*** Opening THE DATA ***

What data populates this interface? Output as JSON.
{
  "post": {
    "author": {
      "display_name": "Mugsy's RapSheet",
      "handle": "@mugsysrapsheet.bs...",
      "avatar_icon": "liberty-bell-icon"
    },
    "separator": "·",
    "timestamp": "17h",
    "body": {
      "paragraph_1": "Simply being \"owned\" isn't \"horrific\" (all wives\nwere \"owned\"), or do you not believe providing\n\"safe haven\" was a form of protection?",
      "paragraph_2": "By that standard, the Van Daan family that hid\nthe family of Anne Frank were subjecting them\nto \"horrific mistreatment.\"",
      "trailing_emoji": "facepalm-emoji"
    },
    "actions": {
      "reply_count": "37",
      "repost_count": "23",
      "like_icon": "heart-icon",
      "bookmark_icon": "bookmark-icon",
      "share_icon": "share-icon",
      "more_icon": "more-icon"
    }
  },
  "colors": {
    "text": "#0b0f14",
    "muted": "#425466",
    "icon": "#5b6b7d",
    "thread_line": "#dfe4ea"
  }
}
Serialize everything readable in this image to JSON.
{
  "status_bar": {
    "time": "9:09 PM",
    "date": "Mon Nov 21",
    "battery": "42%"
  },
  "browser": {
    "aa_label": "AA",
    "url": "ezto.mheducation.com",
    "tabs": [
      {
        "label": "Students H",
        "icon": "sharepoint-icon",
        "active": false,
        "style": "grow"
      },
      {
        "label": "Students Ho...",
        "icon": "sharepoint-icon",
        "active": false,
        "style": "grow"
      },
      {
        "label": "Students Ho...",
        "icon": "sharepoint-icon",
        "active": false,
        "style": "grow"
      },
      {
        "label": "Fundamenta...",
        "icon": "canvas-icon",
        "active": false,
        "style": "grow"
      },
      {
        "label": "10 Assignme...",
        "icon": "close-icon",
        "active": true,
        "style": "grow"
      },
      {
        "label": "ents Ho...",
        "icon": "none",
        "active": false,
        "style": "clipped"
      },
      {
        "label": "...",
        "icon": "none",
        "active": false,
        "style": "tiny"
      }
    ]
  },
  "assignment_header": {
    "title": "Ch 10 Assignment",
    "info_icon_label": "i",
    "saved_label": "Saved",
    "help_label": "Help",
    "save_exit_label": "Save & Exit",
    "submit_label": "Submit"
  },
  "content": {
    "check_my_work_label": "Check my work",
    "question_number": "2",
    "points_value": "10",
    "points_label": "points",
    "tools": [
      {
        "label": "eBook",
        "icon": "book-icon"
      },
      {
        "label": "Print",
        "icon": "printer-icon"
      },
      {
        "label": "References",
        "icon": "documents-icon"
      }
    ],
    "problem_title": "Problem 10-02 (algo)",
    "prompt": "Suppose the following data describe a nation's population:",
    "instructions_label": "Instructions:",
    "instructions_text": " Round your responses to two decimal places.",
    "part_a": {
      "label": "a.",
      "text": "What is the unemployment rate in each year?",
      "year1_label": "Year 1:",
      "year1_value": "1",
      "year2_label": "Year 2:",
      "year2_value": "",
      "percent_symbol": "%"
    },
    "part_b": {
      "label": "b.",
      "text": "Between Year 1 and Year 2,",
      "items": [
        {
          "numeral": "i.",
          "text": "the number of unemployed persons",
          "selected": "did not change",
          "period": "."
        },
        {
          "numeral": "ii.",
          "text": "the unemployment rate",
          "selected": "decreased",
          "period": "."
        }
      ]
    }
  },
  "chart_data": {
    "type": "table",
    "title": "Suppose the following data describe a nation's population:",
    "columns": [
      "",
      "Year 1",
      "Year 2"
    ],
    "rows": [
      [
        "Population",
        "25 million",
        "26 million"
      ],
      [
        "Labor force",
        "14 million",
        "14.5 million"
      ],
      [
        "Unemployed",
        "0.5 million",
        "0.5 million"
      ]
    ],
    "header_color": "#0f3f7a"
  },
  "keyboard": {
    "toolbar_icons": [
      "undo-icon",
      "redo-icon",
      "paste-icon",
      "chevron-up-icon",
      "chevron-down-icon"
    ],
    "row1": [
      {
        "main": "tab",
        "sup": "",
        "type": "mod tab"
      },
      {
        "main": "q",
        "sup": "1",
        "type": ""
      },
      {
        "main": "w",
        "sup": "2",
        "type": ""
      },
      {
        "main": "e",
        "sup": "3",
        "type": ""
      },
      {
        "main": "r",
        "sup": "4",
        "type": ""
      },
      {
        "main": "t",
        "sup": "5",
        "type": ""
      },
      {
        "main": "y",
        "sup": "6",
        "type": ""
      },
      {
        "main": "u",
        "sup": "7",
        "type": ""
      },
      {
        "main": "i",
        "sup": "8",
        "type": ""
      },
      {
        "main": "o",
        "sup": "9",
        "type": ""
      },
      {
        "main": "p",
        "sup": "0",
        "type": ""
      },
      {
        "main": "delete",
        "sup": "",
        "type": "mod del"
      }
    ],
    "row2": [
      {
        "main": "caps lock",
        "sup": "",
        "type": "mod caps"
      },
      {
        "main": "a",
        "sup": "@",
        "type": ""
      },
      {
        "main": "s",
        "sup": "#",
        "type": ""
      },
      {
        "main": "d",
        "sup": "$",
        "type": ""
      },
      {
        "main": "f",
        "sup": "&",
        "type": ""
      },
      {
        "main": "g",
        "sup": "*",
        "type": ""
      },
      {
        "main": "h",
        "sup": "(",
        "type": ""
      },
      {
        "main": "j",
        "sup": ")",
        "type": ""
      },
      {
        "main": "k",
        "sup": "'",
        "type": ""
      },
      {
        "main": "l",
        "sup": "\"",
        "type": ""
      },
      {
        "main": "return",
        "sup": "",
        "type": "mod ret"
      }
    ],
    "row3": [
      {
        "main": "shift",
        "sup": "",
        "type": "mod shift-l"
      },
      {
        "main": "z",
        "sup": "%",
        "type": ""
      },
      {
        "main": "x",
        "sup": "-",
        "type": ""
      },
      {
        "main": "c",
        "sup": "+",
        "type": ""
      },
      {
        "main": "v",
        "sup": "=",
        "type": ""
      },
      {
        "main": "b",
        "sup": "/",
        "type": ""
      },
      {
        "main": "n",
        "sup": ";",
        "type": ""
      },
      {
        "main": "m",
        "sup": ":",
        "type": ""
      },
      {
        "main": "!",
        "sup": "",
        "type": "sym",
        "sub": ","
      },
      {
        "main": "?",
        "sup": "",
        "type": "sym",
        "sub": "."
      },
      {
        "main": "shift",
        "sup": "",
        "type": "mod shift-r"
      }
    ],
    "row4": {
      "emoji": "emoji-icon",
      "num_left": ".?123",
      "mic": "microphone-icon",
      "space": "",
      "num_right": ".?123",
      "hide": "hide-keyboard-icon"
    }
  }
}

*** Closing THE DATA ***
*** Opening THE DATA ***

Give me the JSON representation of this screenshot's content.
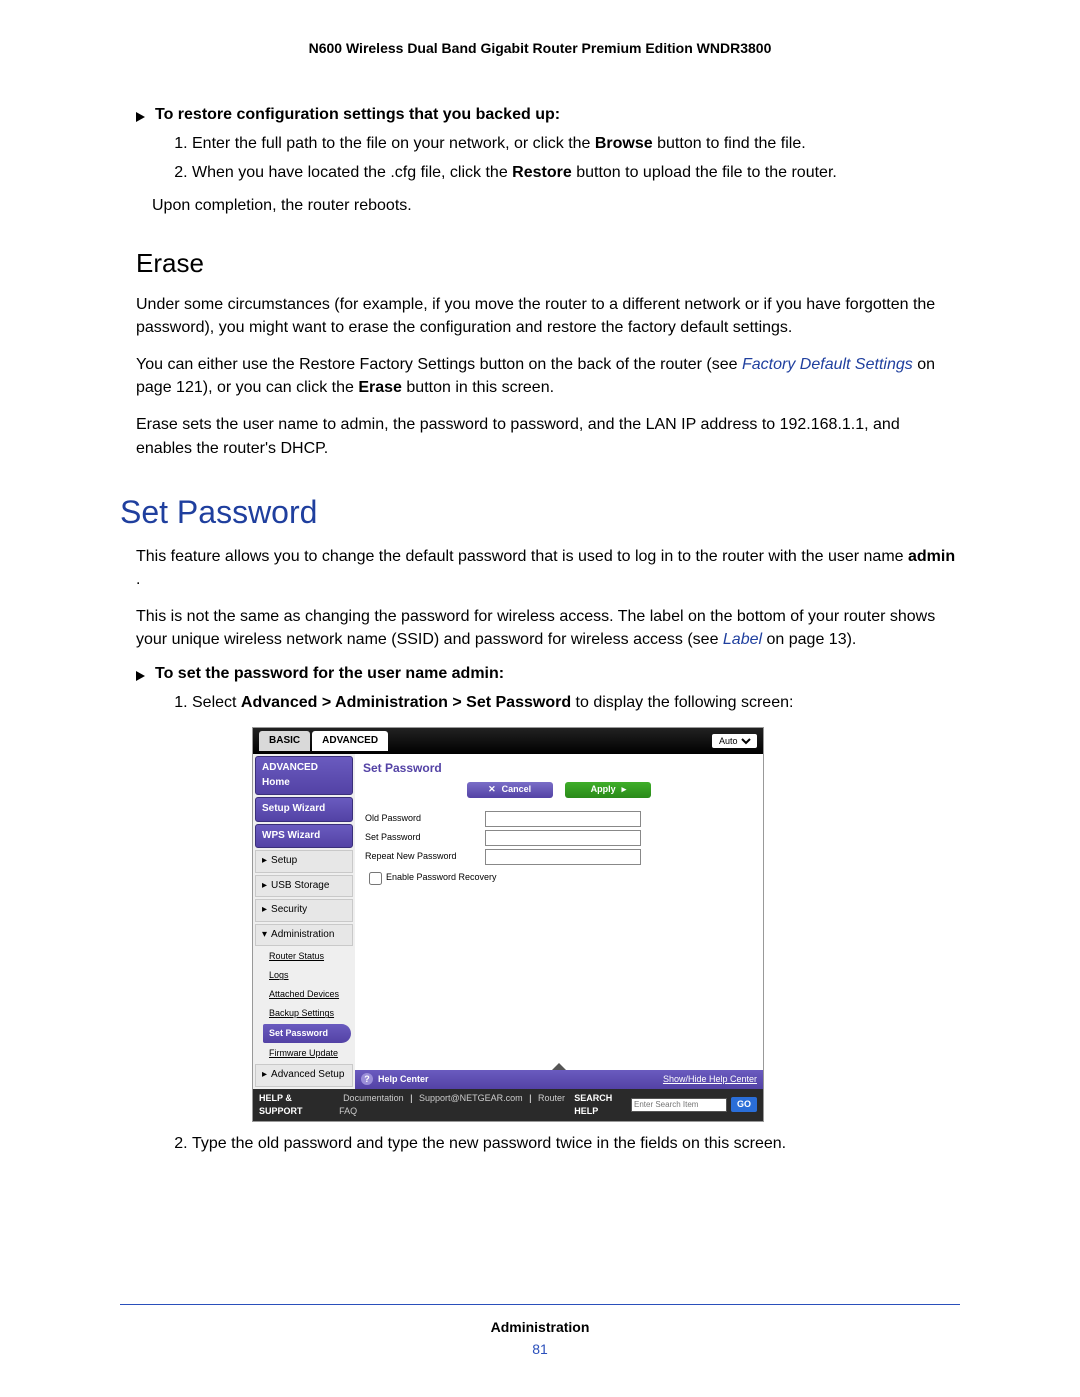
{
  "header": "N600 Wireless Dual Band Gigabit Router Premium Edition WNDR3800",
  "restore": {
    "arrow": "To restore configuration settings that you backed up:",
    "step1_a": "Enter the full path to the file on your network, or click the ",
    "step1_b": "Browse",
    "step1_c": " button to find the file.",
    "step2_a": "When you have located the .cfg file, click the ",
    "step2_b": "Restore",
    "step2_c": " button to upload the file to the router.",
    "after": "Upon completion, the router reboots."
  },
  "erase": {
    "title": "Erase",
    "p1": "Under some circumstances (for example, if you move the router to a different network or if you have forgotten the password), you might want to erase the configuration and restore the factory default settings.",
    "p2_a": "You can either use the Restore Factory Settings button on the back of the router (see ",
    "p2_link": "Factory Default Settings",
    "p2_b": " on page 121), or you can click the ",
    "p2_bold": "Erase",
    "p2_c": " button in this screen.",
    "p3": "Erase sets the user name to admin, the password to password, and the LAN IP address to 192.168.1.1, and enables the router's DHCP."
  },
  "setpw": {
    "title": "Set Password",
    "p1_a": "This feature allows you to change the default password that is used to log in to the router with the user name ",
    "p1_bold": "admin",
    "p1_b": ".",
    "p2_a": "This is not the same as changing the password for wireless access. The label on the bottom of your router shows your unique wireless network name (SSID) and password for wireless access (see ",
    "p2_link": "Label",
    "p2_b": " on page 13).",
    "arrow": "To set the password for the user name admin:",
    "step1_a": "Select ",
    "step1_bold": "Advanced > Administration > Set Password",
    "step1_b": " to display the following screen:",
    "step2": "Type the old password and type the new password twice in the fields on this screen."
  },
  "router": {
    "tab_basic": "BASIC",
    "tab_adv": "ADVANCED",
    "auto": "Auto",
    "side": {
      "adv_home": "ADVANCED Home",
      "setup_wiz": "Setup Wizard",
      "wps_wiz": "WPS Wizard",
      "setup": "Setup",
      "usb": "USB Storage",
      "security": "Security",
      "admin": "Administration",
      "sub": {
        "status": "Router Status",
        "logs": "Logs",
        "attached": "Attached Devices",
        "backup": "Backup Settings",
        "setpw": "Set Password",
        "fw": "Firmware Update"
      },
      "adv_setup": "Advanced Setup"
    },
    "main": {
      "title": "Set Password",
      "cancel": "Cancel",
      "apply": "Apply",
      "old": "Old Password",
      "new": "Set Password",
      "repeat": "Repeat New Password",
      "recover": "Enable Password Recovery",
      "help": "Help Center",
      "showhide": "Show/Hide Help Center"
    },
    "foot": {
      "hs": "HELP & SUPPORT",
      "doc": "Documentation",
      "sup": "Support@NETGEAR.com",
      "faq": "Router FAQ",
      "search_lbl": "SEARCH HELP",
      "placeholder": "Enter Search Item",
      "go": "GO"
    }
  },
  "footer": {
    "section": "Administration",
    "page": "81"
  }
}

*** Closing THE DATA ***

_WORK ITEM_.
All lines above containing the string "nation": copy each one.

_ANSWER FOR THIS EXERCISE_.
    "prompt": "Suppose the following data describe a nation's population:",
    "title": "Suppose the following data describe a nation's population:",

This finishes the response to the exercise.